Russia’s economy has struggled over the last four years. Falling oil revenues, sanctions from western countries in response to the occupation of Crimea, Russia’s self-imposed ban on food imports, a sharp currency depreciation and large outflows of foreign capital have caused economic hardship. Greater cooperation between Russia and OPEC may see OPEC engage in more effective cartel behaviour, with higher oil prices as a result. For long-term growth and less economic volatility, Russia will need to diversify the economy away from the energy sector and seek to reapproach the West in the hope of easing sanctions. However, fiscal consolidation and limited fiscal space will make implanting policies that encourage diversification and long-term productivity growth difficult.

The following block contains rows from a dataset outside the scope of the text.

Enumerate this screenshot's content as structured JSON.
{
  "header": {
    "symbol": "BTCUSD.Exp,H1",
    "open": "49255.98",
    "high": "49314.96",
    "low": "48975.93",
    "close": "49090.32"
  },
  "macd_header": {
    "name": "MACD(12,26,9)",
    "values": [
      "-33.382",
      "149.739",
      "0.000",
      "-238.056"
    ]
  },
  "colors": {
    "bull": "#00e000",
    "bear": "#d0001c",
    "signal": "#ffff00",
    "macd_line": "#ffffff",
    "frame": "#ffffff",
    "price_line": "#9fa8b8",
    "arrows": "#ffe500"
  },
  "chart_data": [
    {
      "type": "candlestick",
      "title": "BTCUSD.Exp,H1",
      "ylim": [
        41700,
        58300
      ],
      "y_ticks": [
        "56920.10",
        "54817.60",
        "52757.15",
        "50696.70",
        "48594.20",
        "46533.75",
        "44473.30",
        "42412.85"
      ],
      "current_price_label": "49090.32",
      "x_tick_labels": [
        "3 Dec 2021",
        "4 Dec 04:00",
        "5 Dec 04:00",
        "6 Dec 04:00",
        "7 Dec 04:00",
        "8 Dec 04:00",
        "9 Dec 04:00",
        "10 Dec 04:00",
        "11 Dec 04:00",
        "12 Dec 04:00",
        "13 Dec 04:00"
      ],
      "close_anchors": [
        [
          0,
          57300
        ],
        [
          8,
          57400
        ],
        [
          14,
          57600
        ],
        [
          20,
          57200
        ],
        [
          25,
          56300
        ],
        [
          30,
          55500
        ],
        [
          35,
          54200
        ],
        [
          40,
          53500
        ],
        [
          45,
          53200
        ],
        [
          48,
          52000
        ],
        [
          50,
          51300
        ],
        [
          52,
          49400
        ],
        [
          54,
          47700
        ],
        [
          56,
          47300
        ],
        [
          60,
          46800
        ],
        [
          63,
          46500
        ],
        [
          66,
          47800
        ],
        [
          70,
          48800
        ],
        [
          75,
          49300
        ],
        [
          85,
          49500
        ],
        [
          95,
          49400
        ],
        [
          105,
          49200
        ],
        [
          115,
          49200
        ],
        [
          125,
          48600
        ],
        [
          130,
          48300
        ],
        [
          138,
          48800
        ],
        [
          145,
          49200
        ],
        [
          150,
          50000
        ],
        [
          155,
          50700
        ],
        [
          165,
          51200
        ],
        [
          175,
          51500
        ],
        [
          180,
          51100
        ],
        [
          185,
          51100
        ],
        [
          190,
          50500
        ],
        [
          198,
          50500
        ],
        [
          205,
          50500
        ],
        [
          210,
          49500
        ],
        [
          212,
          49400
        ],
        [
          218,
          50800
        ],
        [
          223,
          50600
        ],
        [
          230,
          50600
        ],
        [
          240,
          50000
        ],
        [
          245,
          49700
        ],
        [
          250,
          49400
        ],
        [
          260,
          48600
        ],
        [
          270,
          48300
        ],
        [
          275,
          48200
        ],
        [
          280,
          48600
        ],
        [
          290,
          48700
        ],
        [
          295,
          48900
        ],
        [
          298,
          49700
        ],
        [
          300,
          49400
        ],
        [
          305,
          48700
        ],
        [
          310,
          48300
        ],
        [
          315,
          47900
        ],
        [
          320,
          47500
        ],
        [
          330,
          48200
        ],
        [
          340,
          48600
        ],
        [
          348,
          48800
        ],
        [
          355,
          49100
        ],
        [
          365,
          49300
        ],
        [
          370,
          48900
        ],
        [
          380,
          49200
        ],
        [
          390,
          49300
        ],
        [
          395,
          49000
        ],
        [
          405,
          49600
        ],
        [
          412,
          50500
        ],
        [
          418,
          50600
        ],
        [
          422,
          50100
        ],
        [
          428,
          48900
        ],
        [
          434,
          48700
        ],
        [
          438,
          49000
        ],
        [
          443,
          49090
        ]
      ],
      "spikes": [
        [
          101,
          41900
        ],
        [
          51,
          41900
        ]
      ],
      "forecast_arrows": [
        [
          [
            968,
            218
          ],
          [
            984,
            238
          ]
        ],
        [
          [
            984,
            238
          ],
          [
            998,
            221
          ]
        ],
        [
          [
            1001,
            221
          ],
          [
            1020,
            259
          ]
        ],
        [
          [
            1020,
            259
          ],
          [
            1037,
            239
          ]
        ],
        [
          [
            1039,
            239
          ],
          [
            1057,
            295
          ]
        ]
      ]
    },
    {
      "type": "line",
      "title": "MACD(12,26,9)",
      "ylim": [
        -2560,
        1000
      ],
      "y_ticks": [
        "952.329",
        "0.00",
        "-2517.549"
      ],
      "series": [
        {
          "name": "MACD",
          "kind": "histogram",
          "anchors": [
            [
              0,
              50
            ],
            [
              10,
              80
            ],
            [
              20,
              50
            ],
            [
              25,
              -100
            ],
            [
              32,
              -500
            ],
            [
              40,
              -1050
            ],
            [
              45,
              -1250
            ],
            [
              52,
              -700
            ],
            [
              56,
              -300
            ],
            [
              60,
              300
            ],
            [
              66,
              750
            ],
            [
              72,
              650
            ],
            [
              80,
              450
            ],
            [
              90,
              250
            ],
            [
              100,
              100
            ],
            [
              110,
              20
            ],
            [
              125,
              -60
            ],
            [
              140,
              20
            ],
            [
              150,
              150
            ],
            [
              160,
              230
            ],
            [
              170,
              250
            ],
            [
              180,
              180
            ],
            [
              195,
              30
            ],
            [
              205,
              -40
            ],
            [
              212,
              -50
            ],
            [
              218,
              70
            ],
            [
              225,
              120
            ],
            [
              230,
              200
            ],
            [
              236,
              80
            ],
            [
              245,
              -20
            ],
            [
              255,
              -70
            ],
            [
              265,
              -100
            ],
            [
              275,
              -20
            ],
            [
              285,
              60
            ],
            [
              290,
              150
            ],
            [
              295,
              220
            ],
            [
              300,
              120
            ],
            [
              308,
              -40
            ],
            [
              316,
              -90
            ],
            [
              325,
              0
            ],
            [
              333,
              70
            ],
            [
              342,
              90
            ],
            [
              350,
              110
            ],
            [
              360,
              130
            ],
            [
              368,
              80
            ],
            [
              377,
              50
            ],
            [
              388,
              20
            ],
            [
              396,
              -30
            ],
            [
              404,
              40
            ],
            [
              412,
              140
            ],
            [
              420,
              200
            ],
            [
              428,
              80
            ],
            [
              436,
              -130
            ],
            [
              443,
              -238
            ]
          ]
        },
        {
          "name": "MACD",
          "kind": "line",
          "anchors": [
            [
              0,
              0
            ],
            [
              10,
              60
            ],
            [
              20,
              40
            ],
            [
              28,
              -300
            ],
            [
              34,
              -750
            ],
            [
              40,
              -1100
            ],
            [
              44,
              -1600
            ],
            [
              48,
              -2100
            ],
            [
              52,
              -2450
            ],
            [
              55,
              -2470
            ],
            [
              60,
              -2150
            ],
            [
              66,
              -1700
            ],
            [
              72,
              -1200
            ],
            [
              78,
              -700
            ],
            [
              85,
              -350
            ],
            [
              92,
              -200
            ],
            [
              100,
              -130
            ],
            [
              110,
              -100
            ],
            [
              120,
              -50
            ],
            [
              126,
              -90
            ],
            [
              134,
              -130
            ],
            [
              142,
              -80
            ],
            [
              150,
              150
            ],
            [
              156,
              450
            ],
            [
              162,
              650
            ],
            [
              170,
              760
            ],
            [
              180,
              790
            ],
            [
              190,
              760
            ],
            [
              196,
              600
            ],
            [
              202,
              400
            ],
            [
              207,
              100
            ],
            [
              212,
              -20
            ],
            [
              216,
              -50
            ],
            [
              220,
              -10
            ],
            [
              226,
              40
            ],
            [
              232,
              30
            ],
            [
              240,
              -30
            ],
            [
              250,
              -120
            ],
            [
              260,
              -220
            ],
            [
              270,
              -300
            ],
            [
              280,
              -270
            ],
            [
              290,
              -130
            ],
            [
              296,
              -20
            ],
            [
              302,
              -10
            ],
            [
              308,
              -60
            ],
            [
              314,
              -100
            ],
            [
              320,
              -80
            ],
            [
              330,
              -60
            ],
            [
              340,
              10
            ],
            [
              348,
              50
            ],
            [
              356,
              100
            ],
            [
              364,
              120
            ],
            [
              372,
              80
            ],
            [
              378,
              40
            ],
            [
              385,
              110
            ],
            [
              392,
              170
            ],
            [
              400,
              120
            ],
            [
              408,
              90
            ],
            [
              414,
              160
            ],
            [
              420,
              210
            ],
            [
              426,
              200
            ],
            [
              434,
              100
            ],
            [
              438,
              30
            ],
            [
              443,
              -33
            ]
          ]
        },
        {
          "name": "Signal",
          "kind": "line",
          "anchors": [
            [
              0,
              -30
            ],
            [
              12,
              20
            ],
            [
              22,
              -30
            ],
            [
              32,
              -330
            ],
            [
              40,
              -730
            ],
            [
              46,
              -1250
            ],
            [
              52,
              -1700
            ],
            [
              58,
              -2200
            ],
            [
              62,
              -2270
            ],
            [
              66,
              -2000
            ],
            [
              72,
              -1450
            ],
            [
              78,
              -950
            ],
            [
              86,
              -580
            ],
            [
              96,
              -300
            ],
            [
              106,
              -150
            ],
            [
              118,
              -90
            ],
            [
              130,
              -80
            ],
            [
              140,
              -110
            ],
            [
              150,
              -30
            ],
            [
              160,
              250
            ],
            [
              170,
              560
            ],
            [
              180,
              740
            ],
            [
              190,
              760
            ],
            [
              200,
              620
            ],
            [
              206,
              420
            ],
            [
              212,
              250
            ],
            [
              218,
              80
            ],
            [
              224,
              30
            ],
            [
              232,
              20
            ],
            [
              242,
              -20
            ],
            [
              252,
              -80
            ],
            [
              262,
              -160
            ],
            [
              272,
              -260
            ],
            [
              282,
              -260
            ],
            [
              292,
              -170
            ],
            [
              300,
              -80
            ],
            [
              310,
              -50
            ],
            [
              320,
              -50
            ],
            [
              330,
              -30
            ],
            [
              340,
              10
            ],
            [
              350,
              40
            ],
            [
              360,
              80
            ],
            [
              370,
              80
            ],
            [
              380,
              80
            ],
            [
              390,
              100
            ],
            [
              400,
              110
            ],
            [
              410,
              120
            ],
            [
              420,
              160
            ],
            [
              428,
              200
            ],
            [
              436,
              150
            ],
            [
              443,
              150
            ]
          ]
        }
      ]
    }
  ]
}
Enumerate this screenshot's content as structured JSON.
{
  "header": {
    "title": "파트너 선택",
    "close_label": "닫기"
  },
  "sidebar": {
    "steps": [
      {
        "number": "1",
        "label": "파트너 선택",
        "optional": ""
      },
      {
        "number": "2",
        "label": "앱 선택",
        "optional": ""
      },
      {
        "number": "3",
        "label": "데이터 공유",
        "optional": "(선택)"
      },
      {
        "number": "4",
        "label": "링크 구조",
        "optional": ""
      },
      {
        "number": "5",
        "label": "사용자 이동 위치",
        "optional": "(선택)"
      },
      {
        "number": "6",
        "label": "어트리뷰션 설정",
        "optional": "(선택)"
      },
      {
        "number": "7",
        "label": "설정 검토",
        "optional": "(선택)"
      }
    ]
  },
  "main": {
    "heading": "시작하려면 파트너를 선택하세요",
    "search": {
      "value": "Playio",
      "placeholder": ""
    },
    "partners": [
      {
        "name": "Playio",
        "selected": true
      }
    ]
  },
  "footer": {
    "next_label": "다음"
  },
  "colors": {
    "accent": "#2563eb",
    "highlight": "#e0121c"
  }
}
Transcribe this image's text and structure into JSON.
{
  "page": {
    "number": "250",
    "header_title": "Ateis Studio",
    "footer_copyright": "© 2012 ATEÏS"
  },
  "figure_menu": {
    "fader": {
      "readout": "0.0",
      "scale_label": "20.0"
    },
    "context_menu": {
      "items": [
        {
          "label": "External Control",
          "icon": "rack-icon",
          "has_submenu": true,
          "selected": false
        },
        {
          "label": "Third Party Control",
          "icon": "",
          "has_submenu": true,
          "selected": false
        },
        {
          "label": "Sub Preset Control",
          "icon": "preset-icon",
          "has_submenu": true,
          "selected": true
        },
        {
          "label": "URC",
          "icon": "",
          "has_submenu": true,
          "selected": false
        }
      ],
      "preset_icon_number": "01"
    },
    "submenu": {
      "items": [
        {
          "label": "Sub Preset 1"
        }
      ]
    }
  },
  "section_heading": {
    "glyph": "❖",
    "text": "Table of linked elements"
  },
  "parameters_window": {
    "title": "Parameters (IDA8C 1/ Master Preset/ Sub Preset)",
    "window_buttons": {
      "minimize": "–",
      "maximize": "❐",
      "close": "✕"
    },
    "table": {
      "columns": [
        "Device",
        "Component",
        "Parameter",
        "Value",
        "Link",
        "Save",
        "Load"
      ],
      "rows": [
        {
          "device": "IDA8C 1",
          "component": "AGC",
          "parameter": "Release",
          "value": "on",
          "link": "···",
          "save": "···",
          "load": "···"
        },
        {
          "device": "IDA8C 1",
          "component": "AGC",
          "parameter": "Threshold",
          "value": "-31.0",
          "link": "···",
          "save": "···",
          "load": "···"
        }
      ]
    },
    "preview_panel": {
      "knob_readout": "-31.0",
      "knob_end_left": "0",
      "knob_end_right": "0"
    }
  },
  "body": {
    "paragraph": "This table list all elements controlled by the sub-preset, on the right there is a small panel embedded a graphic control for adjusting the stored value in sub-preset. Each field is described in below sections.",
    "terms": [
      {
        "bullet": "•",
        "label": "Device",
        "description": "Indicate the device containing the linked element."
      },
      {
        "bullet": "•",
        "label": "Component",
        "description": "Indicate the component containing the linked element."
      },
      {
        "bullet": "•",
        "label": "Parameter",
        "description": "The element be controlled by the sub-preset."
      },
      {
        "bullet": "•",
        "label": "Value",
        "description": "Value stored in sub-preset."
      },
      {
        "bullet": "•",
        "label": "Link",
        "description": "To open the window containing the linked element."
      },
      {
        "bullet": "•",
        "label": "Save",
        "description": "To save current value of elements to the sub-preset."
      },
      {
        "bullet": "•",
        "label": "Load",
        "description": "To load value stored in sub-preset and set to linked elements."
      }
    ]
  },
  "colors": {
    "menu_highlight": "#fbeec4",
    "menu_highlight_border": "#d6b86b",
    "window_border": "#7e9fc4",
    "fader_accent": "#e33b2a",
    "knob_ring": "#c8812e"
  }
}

Russia’s dependence on oil and increasing Western sanctions has led to per capita income falling sharply since 2014, slipping to middle income status after reaching high income status a few years ago. There are also chronic levels of inequality with the top 10% of wealth holders controlling 81% of total household wealth.